=== Section Start ===
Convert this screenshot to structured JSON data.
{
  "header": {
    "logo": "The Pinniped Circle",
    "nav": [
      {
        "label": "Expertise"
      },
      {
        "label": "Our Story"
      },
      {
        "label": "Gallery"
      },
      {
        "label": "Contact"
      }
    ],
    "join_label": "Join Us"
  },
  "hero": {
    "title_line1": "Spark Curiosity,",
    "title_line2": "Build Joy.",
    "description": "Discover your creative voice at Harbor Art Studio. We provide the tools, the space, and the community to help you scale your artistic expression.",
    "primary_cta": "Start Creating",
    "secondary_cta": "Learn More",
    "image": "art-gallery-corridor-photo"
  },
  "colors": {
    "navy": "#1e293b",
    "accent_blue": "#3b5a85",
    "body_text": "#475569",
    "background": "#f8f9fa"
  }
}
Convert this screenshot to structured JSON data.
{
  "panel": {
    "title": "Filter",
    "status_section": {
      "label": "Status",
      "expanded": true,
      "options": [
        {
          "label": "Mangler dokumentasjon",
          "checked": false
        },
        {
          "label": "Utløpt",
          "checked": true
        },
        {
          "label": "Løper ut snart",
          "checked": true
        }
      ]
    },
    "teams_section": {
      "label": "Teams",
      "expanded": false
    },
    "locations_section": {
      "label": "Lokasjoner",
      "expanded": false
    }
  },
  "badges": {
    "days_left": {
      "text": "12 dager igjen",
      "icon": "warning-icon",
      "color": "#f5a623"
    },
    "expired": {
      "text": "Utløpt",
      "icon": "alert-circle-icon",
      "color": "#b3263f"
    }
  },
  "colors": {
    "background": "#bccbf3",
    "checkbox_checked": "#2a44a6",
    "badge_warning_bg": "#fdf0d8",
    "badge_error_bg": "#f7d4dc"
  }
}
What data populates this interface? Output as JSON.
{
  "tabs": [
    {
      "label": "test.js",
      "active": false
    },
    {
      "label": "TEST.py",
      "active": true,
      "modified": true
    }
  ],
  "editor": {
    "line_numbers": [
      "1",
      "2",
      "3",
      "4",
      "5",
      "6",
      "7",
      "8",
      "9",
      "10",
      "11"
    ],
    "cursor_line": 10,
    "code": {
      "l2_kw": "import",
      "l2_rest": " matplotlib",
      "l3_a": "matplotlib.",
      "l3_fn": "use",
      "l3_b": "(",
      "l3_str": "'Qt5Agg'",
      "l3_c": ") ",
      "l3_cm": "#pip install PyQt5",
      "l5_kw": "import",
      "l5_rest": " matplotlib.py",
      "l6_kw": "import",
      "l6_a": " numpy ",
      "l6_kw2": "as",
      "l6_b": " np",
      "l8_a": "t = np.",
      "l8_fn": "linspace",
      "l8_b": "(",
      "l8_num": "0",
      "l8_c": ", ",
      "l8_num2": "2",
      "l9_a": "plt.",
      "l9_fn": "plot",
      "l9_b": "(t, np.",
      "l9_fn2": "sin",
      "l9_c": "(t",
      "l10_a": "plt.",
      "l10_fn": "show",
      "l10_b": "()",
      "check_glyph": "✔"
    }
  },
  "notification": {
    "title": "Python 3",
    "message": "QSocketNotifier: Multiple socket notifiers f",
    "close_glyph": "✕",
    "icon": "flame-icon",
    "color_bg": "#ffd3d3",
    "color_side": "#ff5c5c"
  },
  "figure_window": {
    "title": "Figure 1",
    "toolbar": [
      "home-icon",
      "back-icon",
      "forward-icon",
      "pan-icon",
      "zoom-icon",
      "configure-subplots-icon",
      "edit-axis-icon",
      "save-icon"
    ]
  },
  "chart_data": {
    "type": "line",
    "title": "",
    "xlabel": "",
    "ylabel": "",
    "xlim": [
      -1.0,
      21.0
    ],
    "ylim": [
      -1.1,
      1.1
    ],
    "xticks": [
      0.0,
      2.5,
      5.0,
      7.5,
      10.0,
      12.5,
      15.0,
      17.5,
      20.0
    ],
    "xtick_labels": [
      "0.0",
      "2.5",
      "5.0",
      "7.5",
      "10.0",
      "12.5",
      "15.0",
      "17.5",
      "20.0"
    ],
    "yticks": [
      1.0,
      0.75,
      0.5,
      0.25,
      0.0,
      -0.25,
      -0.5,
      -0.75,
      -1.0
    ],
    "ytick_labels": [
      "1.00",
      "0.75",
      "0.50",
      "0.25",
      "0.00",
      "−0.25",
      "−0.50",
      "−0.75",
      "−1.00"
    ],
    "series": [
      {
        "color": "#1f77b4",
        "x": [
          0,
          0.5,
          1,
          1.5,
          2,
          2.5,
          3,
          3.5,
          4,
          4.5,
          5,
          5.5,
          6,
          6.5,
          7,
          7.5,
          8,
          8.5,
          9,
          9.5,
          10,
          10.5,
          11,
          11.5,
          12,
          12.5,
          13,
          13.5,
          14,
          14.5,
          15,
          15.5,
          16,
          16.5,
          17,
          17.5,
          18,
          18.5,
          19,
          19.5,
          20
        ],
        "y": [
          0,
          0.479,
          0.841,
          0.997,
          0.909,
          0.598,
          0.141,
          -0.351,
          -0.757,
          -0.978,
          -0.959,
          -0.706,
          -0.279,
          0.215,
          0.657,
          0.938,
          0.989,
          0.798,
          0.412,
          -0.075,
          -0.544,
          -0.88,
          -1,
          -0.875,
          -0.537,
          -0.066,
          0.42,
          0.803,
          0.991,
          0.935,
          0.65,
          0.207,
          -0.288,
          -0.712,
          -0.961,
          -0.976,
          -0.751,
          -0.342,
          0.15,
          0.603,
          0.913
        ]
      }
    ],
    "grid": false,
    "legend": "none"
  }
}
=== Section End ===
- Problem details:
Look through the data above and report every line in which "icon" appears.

- Result below:
      "icon": "warning-icon",
      "icon": "alert-circle-icon",
    "icon": "flame-icon",
      "home-icon",
      "back-icon",
      "forward-icon",
      "pan-icon",
      "zoom-icon",
      "configure-subplots-icon",
      "edit-axis-icon",
      "save-icon"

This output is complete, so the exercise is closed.